◆ **DIRECTIONS FOR THIS TASK**:
Show, from the entries below, every line in which "構造計画" appears.

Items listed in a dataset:
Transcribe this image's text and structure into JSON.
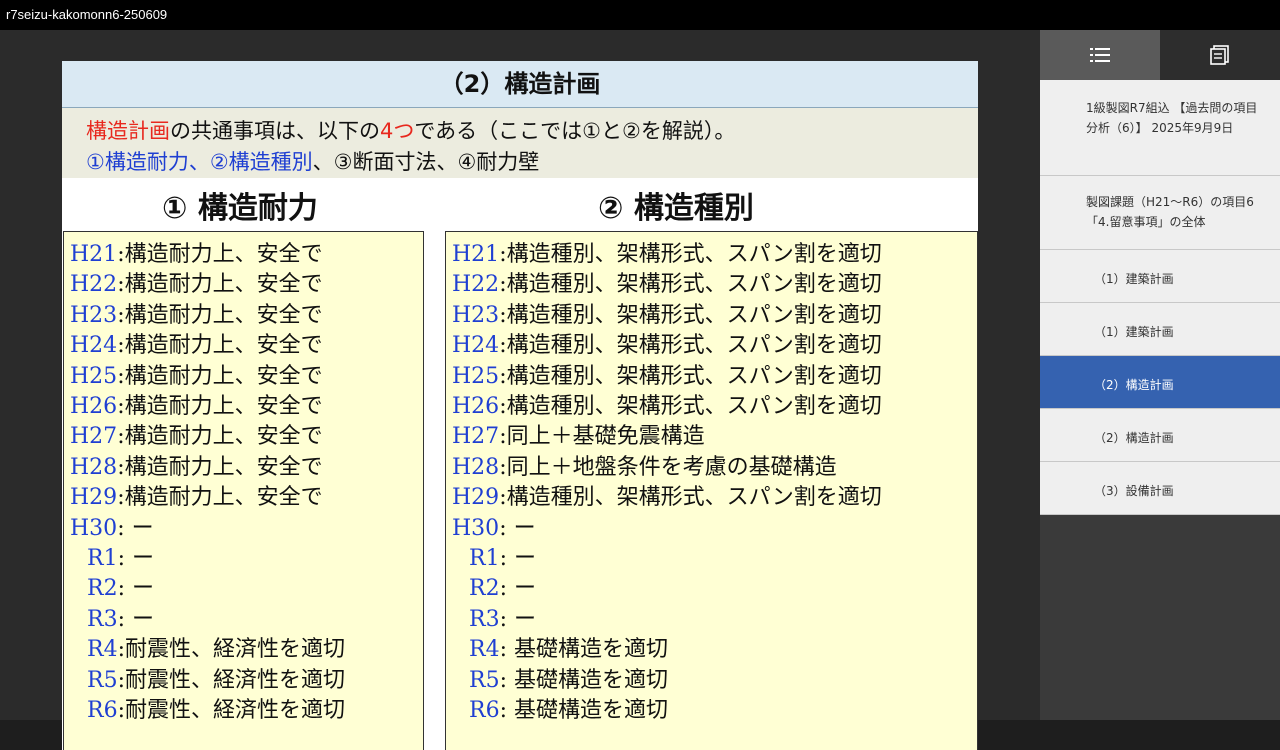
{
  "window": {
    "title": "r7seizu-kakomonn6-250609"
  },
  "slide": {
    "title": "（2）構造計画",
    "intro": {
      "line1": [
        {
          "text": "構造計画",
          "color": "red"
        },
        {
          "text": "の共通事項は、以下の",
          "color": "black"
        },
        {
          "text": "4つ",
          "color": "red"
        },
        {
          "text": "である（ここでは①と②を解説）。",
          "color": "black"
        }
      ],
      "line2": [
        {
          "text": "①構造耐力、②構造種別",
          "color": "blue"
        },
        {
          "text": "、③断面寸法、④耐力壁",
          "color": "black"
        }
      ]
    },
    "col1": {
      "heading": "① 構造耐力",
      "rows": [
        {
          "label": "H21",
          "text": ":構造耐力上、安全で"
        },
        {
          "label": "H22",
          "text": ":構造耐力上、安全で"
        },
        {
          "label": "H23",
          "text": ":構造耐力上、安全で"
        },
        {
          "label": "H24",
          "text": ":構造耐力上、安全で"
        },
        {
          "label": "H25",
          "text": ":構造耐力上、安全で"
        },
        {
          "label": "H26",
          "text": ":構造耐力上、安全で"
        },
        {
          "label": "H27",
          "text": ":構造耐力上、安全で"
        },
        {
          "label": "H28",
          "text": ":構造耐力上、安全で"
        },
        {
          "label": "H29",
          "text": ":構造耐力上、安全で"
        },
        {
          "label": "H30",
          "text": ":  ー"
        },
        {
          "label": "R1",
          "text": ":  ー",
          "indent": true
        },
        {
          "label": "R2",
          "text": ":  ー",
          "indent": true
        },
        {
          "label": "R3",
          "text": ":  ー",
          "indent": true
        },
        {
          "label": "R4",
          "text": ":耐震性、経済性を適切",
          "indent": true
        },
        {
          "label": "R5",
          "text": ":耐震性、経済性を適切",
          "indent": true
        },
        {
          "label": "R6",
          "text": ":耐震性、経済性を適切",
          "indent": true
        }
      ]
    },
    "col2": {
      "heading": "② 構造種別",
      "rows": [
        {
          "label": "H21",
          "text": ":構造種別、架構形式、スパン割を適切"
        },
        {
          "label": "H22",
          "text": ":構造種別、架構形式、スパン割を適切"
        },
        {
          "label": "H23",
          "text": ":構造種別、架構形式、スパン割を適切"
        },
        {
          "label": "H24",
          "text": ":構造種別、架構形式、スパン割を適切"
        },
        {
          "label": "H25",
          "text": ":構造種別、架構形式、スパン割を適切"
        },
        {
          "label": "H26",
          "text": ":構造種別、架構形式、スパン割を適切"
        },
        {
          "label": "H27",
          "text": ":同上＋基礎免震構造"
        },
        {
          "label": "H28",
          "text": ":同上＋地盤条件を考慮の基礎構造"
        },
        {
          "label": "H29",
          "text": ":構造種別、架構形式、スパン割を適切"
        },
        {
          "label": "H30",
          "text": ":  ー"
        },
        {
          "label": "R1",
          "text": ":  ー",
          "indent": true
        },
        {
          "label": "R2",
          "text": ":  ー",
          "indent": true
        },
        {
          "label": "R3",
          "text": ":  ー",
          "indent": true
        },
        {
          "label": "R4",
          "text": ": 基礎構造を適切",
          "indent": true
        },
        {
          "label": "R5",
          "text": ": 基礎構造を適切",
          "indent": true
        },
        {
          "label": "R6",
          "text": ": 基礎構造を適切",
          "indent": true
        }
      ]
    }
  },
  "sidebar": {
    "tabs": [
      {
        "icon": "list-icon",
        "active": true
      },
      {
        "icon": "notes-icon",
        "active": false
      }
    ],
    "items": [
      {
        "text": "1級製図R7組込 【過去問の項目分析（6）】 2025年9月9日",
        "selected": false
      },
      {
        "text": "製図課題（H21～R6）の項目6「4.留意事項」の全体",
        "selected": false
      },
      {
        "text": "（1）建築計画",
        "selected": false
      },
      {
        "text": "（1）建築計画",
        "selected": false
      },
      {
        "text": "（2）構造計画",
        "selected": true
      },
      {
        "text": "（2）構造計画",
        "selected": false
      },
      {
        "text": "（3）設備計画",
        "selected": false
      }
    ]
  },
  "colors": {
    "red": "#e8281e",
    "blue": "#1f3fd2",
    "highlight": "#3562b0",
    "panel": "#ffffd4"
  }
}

◆ **THE COMPLETED TASK**:
    "title": "（2）構造計画",
          "text": "構造計画",
        "text": "（2）構造計画",
        "text": "（2）構造計画",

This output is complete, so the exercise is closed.